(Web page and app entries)
=== Section Start ===

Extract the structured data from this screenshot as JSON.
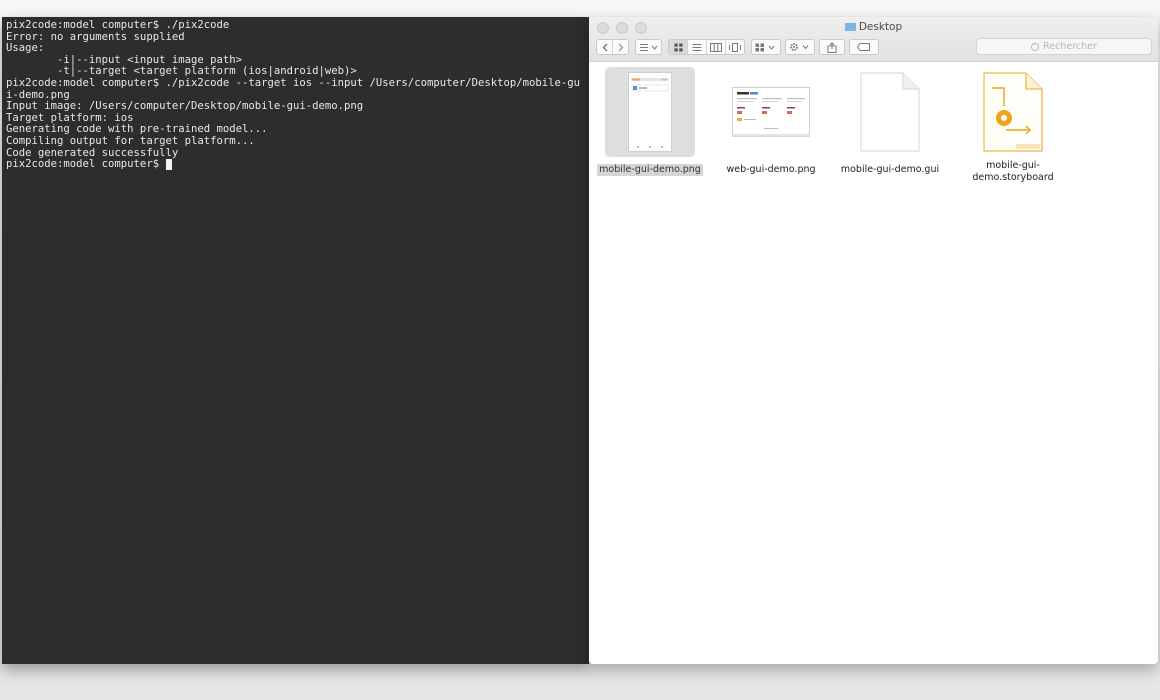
{
  "terminal": {
    "lines": [
      "pix2code:model computer$ ./pix2code",
      "Error: no arguments supplied",
      "Usage:",
      "        -i|--input <input image path>",
      "        -t|--target <target platform (ios|android|web)>",
      "pix2code:model computer$ ./pix2code --target ios --input /Users/computer/Desktop/mobile-gu",
      "i-demo.png",
      "Input image: /Users/computer/Desktop/mobile-gui-demo.png",
      "Target platform: ios",
      "Generating code with pre-trained model...",
      "Compiling output for target platform...",
      "Code generated successfully"
    ],
    "prompt": "pix2code:model computer$ "
  },
  "finder": {
    "title": "Desktop",
    "title_icon": "folder-icon",
    "toolbar": {
      "back_icon": "chevron-left-icon",
      "forward_icon": "chevron-right-icon",
      "arrange_icon": "arrange-icon",
      "views": [
        "icon-view",
        "list-view",
        "column-view",
        "cover-flow-view"
      ],
      "active_view": "icon-view",
      "group_icon": "group-icon",
      "action_icon": "gear-icon",
      "share_icon": "share-icon",
      "tag_icon": "tag-icon"
    },
    "search_placeholder": "Rechercher",
    "files": [
      {
        "name": "mobile-gui-demo.png",
        "kind": "mobile-screenshot",
        "selected": true
      },
      {
        "name": "web-gui-demo.png",
        "kind": "web-screenshot",
        "selected": false
      },
      {
        "name": "mobile-gui-demo.gui",
        "kind": "blank-document",
        "selected": false
      },
      {
        "name": "mobile-gui-\ndemo.storyboard",
        "kind": "storyboard-document",
        "selected": false
      }
    ]
  },
  "colors": {
    "terminal_bg": "#2d2d2d",
    "terminal_text": "#e8e8e8",
    "finder_bg": "#ffffff",
    "selection": "#d5d5d5",
    "storyboard_accent": "#f0a31c"
  }
}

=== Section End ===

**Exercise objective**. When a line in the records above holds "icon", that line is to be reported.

**Your response**.
    "title_icon": "folder-icon",
      "back_icon": "chevron-left-icon",
      "forward_icon": "chevron-right-icon",
      "arrange_icon": "arrange-icon",
        "icon-view",
      "active_view": "icon-view",
      "group_icon": "group-icon",
      "action_icon": "gear-icon",
      "share_icon": "share-icon",
      "tag_icon": "tag-icon"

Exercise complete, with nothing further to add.